Well, lesson learned and cockiness banished. It turns out that this coffee-swilling, 40-year old, stress monster needed a lot of medical assistance to get pregnant. Apparently, I have a disease called “advanced maternal age.” There were two years of early morning appointments with a fertility doctor and her many, many nurses. There were intra-vaginal ultrasounds, blood tests, insanely potent injectable drugs, and medical procedures – I lost track of how many. It wasn’t fun.

Finally, we were pregnant and, after all that, I was surprised. It was difficult to believe the nurse when she called to tell me the good news. It was really great news and wholly unbelievable.

Punkie is 4 ½ months old now. His toothless grin makes my heart swell up, and, when he cries, my heart aches. I was lucky to be able to stay at home from work with him for 3 months after he was born. My employer has been really great with my pregnancy and maternity leave. This is a much bigger topic for another day, but I can’t believe that some women go through a pregnancy and birth and are forced to return to work immediately, or after 6 weeks. Three months is far too short. But I digress.
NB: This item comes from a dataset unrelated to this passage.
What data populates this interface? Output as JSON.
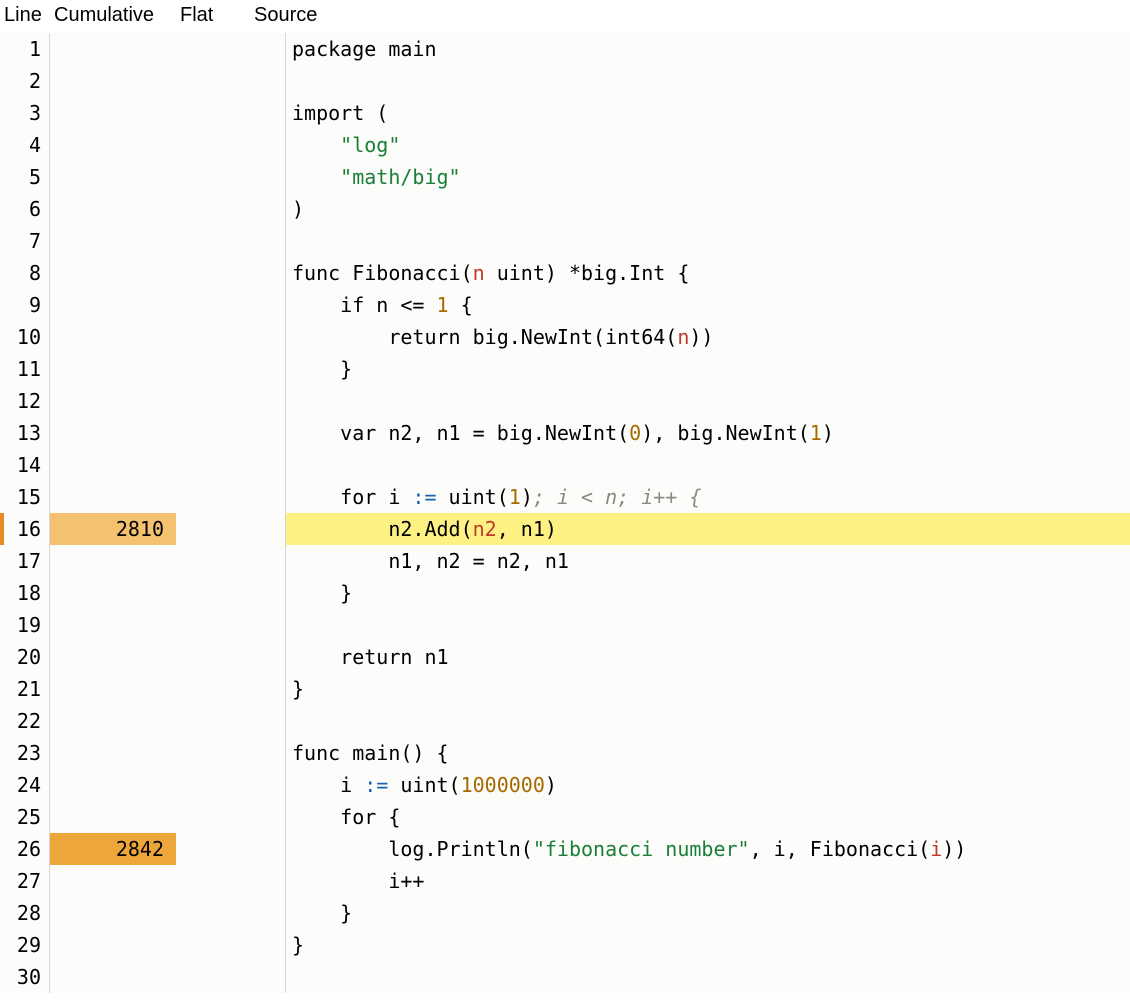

I was even more lucky that my husband wanted to take leave to stay with Punkie for 8 weeks after I returned to work. His willingness to do this means Punkie didn’t have to start child care until yesterday.

This brings be back to the idea that I’m not easily fazed. Dropping Punkie off at day care fazed me. I’m totally fazed.

We brought him into the child care center and into his “classroom” and he began to cry. He somehow knew that this was not just a visit. He continued to cry. When we left, I tiptoed back to the room to check on him one last time by peeking around the corner, and he was puffy eyed and angry.

I never felt so horrible in my life. The guilt that I feel for leaving him at day care is overwhelming. I’m at work at this very moment, taking a 20-minute break to pump breast milk for Punkie to drink at day care tomorrow, feeling like shit. (Typing while pumping is not easy, so please excuse the typos and run-on sentences.)

I stopped into the child care center mid-morning yesterday to check on Punkie. He was still upset.

When I walked in, the care-giver, who seems like a warm and kind woman, was on the floor snuggling Punkie and trying to get him to take his bottle of milk. He was refusing the bottle, which he had never done before. Until yesterday, he had always done a happy little kicking and grunting dance when he saw his bottle. Yesterday, in stark contrast, his eyes were red and he was frowning and not eating.

At the end of the day, when my husband picked him up, the report was that the afternoon was a lot better than the morning. I wonder if it was, because I wasn’t there to see him myself and, to be frank, the child care center is incentivized to tell us that Punkie loves it there. They said he slept for 2 hours in the afternoon, which my husband (a trusting optimist) took as a positive sign. In my mind, the most likely scenario is that he passed out unconscious after crying all morning.

So I’ll be using a few more hours of my precious little PTO time from work to drive over to the child care center today and visit them. I feel like if I show up at random times, maybe they’ll take better care of Punkie. I hope they think to themselves, “don’t let Punkie cry alone in the bouncy seat because his mom might show up.”

These are dark thoughts and I’m not happy to have them. Like I said, I’m fazed.